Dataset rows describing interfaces
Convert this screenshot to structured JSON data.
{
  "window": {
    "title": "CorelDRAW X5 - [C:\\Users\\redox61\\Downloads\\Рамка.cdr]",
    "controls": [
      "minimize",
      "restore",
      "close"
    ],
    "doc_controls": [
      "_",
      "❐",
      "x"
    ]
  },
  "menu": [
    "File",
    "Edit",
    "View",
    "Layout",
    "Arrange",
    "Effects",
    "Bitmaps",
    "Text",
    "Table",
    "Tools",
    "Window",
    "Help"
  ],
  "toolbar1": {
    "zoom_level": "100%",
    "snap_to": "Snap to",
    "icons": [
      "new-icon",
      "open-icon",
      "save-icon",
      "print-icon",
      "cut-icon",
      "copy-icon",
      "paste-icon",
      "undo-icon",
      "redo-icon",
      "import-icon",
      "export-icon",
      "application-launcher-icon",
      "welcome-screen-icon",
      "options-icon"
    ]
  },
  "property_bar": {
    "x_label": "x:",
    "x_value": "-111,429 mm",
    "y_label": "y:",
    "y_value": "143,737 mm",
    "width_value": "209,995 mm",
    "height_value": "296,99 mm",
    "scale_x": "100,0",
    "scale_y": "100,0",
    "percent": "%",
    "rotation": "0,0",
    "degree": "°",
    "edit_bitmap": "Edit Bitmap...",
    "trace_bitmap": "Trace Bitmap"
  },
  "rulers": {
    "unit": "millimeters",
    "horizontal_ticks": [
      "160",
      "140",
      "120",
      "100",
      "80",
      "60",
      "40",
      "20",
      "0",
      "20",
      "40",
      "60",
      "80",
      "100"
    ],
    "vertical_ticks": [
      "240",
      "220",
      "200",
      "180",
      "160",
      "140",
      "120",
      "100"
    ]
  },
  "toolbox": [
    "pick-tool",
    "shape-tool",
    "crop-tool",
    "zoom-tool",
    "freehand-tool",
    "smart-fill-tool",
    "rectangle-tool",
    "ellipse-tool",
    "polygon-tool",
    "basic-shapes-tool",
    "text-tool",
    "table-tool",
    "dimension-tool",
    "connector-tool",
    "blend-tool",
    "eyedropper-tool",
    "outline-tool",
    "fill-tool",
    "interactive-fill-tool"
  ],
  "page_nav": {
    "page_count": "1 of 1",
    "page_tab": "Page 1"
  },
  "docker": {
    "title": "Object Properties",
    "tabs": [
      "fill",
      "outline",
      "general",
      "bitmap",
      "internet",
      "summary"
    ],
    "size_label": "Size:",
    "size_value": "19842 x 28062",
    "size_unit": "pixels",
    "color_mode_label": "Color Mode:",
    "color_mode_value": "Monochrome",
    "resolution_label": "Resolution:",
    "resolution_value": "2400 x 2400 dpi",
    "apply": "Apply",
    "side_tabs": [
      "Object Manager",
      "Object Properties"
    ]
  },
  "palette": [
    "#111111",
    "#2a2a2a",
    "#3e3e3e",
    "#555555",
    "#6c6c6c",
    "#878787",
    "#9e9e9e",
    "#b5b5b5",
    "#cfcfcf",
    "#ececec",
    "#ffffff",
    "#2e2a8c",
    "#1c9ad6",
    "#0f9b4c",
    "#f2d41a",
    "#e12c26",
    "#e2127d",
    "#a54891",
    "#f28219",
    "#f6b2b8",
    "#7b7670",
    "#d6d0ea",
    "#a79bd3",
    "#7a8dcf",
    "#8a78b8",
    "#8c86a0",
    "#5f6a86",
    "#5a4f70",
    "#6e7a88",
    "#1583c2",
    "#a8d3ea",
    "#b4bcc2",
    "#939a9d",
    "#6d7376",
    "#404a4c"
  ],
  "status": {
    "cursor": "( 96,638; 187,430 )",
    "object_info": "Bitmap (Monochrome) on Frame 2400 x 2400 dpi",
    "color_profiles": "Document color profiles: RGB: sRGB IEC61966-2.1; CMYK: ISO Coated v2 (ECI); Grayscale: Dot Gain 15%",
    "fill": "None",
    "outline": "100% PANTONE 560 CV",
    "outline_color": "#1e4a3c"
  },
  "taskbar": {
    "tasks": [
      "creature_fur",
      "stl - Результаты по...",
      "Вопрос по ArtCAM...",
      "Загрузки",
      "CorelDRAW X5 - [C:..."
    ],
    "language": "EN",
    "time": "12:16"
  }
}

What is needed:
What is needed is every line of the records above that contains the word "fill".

Output of the exercise:
    "smart-fill-tool",
    "fill-tool",
    "interactive-fill-tool"
      "fill",
    "fill": "None",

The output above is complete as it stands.